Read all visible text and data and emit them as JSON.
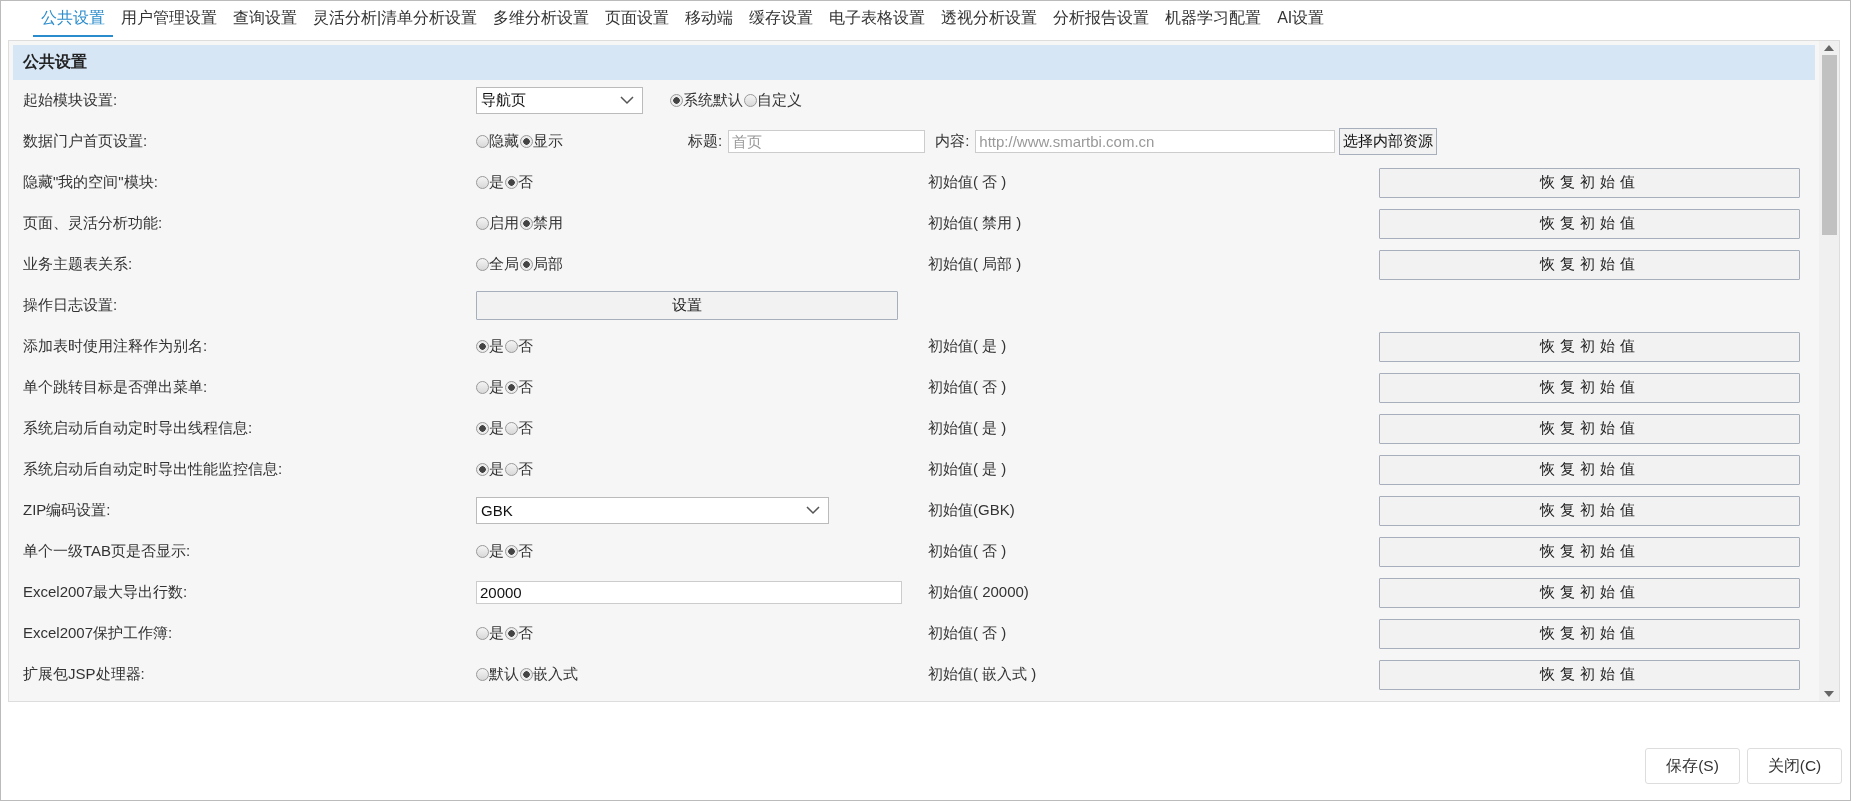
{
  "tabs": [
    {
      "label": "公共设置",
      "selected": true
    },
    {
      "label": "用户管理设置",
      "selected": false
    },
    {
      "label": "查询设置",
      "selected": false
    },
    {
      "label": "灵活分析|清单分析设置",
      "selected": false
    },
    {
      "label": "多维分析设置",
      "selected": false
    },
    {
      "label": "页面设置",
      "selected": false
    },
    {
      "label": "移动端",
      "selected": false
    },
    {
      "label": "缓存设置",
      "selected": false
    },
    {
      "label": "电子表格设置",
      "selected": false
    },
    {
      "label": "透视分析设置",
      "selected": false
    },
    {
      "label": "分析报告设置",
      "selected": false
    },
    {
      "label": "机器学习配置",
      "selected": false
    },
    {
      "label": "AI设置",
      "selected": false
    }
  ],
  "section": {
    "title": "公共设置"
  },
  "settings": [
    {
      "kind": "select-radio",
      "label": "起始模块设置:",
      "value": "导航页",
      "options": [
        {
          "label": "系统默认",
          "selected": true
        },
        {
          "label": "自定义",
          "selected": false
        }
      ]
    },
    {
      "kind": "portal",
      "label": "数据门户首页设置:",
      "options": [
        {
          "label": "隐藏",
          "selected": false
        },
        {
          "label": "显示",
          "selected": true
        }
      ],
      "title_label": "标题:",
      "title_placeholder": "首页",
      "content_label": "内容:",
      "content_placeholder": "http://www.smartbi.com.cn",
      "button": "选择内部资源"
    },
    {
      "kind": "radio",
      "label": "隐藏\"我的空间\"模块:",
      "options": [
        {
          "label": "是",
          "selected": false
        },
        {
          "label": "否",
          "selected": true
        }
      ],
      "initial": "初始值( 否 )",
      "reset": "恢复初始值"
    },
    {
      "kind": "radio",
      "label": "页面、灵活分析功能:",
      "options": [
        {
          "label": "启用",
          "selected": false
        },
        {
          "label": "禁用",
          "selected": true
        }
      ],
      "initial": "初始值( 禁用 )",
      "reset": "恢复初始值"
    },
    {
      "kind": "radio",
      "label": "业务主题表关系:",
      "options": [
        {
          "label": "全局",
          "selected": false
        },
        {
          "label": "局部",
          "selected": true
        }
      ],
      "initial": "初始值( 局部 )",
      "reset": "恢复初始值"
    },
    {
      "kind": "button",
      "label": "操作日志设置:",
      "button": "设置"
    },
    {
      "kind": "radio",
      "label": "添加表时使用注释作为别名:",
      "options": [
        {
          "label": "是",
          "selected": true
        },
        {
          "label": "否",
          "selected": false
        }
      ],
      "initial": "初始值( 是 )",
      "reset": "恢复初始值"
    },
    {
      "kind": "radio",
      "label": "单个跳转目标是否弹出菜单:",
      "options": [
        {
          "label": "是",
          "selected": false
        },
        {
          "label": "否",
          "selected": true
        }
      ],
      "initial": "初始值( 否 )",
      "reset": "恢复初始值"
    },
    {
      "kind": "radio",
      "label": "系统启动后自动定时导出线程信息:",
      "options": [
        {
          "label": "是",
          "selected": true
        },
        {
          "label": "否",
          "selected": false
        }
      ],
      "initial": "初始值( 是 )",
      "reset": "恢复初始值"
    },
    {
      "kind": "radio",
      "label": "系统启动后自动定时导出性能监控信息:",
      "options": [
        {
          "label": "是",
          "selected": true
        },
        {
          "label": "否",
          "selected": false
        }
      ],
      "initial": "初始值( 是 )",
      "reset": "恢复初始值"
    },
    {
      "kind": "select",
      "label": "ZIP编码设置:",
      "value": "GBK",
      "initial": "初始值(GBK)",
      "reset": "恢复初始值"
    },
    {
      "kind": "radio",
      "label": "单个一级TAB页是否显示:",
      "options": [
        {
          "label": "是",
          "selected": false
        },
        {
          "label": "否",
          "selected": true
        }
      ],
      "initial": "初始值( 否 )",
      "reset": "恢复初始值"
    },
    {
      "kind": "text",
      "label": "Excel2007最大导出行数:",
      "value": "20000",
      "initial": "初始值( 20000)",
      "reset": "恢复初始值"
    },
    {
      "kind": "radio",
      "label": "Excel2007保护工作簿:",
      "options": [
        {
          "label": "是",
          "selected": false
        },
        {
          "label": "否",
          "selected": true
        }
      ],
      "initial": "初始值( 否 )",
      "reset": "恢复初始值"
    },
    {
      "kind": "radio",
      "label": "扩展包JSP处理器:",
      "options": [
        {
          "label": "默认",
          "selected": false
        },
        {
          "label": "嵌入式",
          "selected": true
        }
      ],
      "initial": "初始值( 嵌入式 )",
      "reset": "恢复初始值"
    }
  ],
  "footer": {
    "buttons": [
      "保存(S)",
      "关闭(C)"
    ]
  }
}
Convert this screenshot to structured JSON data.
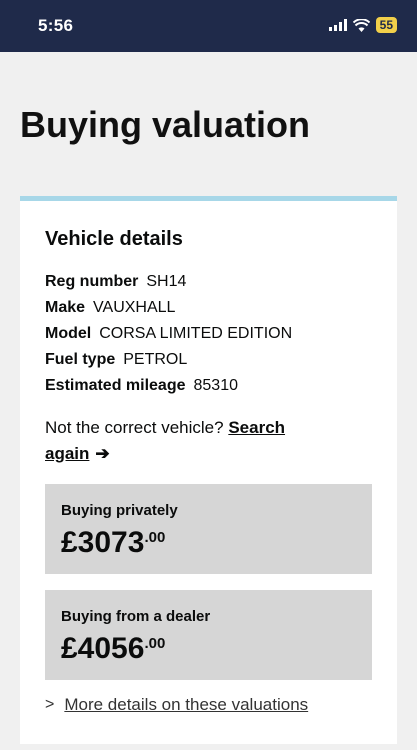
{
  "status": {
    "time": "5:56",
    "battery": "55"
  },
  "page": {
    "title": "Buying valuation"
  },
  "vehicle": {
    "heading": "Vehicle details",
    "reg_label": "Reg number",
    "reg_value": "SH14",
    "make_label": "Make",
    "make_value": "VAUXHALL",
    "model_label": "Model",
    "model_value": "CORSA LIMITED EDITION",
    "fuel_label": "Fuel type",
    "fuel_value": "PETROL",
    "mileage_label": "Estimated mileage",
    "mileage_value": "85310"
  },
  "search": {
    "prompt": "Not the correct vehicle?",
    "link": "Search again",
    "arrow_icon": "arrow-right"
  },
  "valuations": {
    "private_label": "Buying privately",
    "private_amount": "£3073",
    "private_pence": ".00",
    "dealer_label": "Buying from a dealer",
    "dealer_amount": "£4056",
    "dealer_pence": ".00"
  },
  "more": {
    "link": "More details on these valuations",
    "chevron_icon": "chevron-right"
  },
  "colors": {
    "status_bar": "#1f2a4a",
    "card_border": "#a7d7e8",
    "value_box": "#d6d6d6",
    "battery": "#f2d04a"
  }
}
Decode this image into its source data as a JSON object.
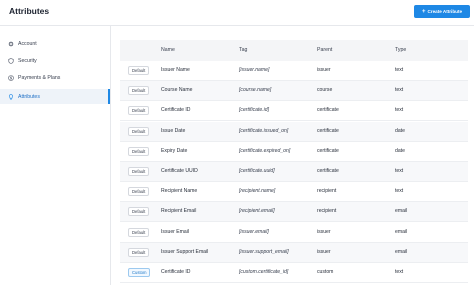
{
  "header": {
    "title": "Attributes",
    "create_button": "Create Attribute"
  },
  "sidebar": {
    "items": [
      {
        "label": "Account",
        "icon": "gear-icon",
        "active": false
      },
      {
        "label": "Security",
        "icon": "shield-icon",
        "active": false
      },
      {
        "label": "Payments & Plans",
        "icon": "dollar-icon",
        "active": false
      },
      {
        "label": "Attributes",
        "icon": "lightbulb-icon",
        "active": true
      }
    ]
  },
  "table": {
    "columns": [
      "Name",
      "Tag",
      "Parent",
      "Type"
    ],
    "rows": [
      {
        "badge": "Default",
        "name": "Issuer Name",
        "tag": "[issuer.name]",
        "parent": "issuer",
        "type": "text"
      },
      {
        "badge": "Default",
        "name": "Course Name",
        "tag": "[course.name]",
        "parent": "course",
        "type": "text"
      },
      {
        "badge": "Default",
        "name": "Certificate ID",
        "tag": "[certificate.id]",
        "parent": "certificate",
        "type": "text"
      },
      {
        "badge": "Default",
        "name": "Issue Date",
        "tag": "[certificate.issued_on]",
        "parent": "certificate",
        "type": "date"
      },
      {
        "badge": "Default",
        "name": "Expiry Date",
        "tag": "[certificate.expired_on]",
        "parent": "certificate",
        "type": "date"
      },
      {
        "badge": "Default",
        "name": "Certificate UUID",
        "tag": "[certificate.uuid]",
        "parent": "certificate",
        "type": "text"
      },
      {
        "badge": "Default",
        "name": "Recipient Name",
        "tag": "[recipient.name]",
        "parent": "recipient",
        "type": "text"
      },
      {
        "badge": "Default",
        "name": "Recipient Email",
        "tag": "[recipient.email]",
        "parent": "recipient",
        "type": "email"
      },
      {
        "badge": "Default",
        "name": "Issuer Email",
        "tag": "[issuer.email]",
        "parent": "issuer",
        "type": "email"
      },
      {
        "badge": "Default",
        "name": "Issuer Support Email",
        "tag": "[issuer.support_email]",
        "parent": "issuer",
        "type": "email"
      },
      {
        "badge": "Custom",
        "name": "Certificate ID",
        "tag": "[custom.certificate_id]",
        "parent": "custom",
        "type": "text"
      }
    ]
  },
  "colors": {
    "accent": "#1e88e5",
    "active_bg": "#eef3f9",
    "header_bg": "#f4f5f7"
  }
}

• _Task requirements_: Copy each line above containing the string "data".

• _Solution_:
Read all visible text and data and emit them as JSON.
Convert this screenshot to structured JSON data.
Decode this image into its source data as a JSON object.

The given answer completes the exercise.